Exercise aim —
Nothing other than an exact copy of the records should be returned.

** Information shown follows **

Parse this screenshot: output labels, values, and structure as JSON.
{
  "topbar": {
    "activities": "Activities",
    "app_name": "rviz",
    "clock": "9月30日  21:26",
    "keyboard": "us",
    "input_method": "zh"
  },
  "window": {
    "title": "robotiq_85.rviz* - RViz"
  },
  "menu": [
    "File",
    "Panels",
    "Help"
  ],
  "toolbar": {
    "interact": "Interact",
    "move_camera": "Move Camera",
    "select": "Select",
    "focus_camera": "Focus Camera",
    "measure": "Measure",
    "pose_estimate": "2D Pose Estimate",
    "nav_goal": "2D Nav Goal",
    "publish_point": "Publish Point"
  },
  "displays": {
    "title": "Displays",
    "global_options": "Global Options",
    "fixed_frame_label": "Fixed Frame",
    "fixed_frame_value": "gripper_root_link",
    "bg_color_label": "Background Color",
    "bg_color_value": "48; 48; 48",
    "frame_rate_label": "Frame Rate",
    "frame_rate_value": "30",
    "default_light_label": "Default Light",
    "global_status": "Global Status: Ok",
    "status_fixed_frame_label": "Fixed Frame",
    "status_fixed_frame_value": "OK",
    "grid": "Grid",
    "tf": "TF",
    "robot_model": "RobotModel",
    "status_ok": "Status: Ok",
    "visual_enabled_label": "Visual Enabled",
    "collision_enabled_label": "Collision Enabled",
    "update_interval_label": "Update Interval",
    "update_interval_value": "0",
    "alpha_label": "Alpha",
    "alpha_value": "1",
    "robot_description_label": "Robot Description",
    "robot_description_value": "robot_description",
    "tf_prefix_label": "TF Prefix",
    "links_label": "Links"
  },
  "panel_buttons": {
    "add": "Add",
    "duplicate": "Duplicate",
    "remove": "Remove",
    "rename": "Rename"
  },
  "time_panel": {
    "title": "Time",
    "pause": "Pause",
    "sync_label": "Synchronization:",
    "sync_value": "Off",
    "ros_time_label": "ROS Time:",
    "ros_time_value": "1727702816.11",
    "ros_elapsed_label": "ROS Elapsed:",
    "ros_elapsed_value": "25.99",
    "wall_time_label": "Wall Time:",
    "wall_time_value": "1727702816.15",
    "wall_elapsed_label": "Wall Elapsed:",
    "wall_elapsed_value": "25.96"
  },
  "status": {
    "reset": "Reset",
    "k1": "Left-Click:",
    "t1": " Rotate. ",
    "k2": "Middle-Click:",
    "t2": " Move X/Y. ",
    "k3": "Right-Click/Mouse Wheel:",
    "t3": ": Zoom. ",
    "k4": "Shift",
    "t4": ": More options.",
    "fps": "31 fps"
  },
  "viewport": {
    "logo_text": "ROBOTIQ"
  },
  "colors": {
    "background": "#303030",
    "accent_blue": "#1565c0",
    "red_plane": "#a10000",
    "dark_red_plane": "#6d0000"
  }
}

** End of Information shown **

Reply to the task —
Parse this screenshot: output labels, values, and structure as JSON.
{
  "topbar": {
    "activities": "Activities",
    "app_name": "rviz",
    "clock": "9月30日  21:26",
    "keyboard": "us",
    "input_method": "zh"
  },
  "window": {
    "title": "robotiq_85.rviz* - RViz"
  },
  "menu": [
    "File",
    "Panels",
    "Help"
  ],
  "toolbar": {
    "interact": "Interact",
    "move_camera": "Move Camera",
    "select": "Select",
    "focus_camera": "Focus Camera",
    "measure": "Measure",
    "pose_estimate": "2D Pose Estimate",
    "nav_goal": "2D Nav Goal",
    "publish_point": "Publish Point"
  },
  "displays": {
    "title": "Displays",
    "global_options": "Global Options",
    "fixed_frame_label": "Fixed Frame",
    "fixed_frame_value": "gripper_root_link",
    "bg_color_label": "Background Color",
    "bg_color_value": "48; 48; 48",
    "frame_rate_label": "Frame Rate",
    "frame_rate_value": "30",
    "default_light_label": "Default Light",
    "global_status": "Global Status: Ok",
    "status_fixed_frame_label": "Fixed Frame",
    "status_fixed_frame_value": "OK",
    "grid": "Grid",
    "tf": "TF",
    "robot_model": "RobotModel",
    "status_ok": "Status: Ok",
    "visual_enabled_label": "Visual Enabled",
    "collision_enabled_label": "Collision Enabled",
    "update_interval_label": "Update Interval",
    "update_interval_value": "0",
    "alpha_label": "Alpha",
    "alpha_value": "1",
    "robot_description_label": "Robot Description",
    "robot_description_value": "robot_description",
    "tf_prefix_label": "TF Prefix",
    "links_label": "Links"
  },
  "panel_buttons": {
    "add": "Add",
    "duplicate": "Duplicate",
    "remove": "Remove",
    "rename": "Rename"
  },
  "time_panel": {
    "title": "Time",
    "pause": "Pause",
    "sync_label": "Synchronization:",
    "sync_value": "Off",
    "ros_time_label": "ROS Time:",
    "ros_time_value": "1727702816.11",
    "ros_elapsed_label": "ROS Elapsed:",
    "ros_elapsed_value": "25.99",
    "wall_time_label": "Wall Time:",
    "wall_time_value": "1727702816.15",
    "wall_elapsed_label": "Wall Elapsed:",
    "wall_elapsed_value": "25.96"
  },
  "status": {
    "reset": "Reset",
    "k1": "Left-Click:",
    "t1": " Rotate. ",
    "k2": "Middle-Click:",
    "t2": " Move X/Y. ",
    "k3": "Right-Click/Mouse Wheel:",
    "t3": ": Zoom. ",
    "k4": "Shift",
    "t4": ": More options.",
    "fps": "31 fps"
  },
  "viewport": {
    "logo_text": "ROBOTIQ"
  },
  "colors": {
    "background": "#303030",
    "accent_blue": "#1565c0",
    "red_plane": "#a10000",
    "dark_red_plane": "#6d0000"
  }
}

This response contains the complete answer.